Records to process:
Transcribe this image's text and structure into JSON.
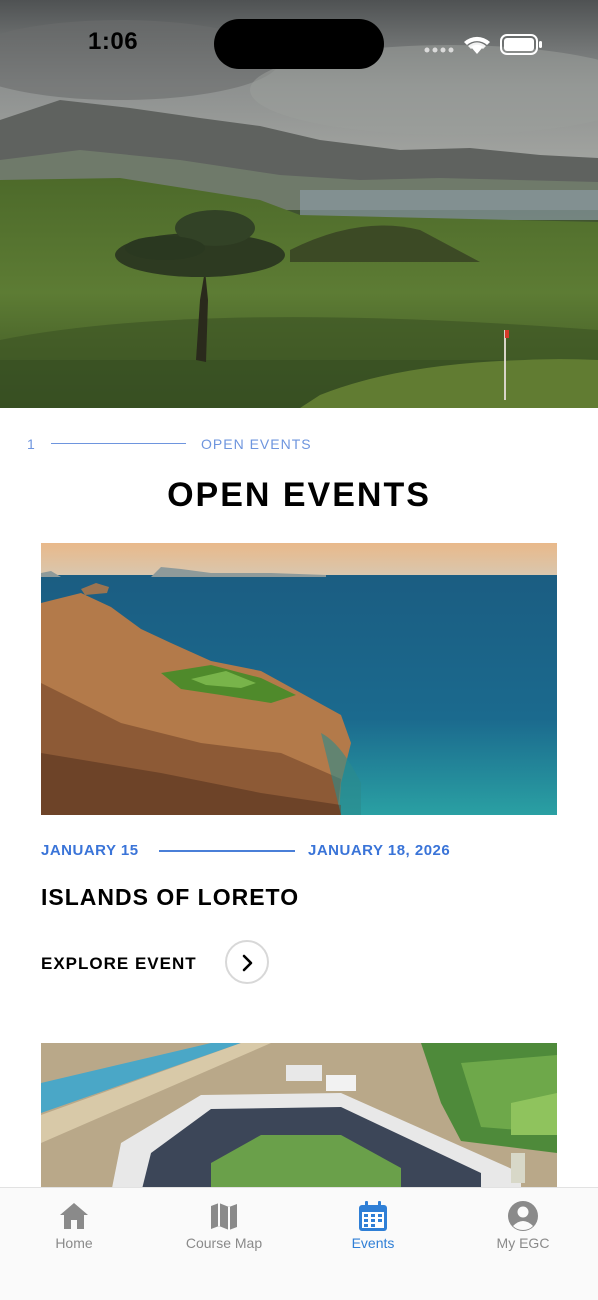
{
  "status_bar": {
    "time": "1:06"
  },
  "section": {
    "index": "1",
    "label": "OPEN EVENTS"
  },
  "page": {
    "title": "OPEN EVENTS"
  },
  "events": [
    {
      "start_date": "JANUARY 15",
      "end_date": "JANUARY 18, 2026",
      "name": "ISLANDS OF LORETO",
      "cta": "EXPLORE EVENT"
    }
  ],
  "tabbar": {
    "items": [
      {
        "label": "Home",
        "icon": "home-icon",
        "active": false
      },
      {
        "label": "Course Map",
        "icon": "map-icon",
        "active": false
      },
      {
        "label": "Events",
        "icon": "calendar-icon",
        "active": true
      },
      {
        "label": "My EGC",
        "icon": "account-icon",
        "active": false
      }
    ]
  },
  "colors": {
    "accent_blue": "#3a74d8",
    "section_blue": "#6e95de",
    "tab_active": "#2f7fd6",
    "tab_inactive": "#8a8a8a"
  }
}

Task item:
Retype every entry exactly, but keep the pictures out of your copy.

Output for this task:
Transcribe this image's text and structure into JSON.
{
  "status_bar": {
    "time": "1:06"
  },
  "section": {
    "index": "1",
    "label": "OPEN EVENTS"
  },
  "page": {
    "title": "OPEN EVENTS"
  },
  "events": [
    {
      "start_date": "JANUARY 15",
      "end_date": "JANUARY 18, 2026",
      "name": "ISLANDS OF LORETO",
      "cta": "EXPLORE EVENT"
    }
  ],
  "tabbar": {
    "items": [
      {
        "label": "Home",
        "icon": "home-icon",
        "active": false
      },
      {
        "label": "Course Map",
        "icon": "map-icon",
        "active": false
      },
      {
        "label": "Events",
        "icon": "calendar-icon",
        "active": true
      },
      {
        "label": "My EGC",
        "icon": "account-icon",
        "active": false
      }
    ]
  },
  "colors": {
    "accent_blue": "#3a74d8",
    "section_blue": "#6e95de",
    "tab_active": "#2f7fd6",
    "tab_inactive": "#8a8a8a"
  }
}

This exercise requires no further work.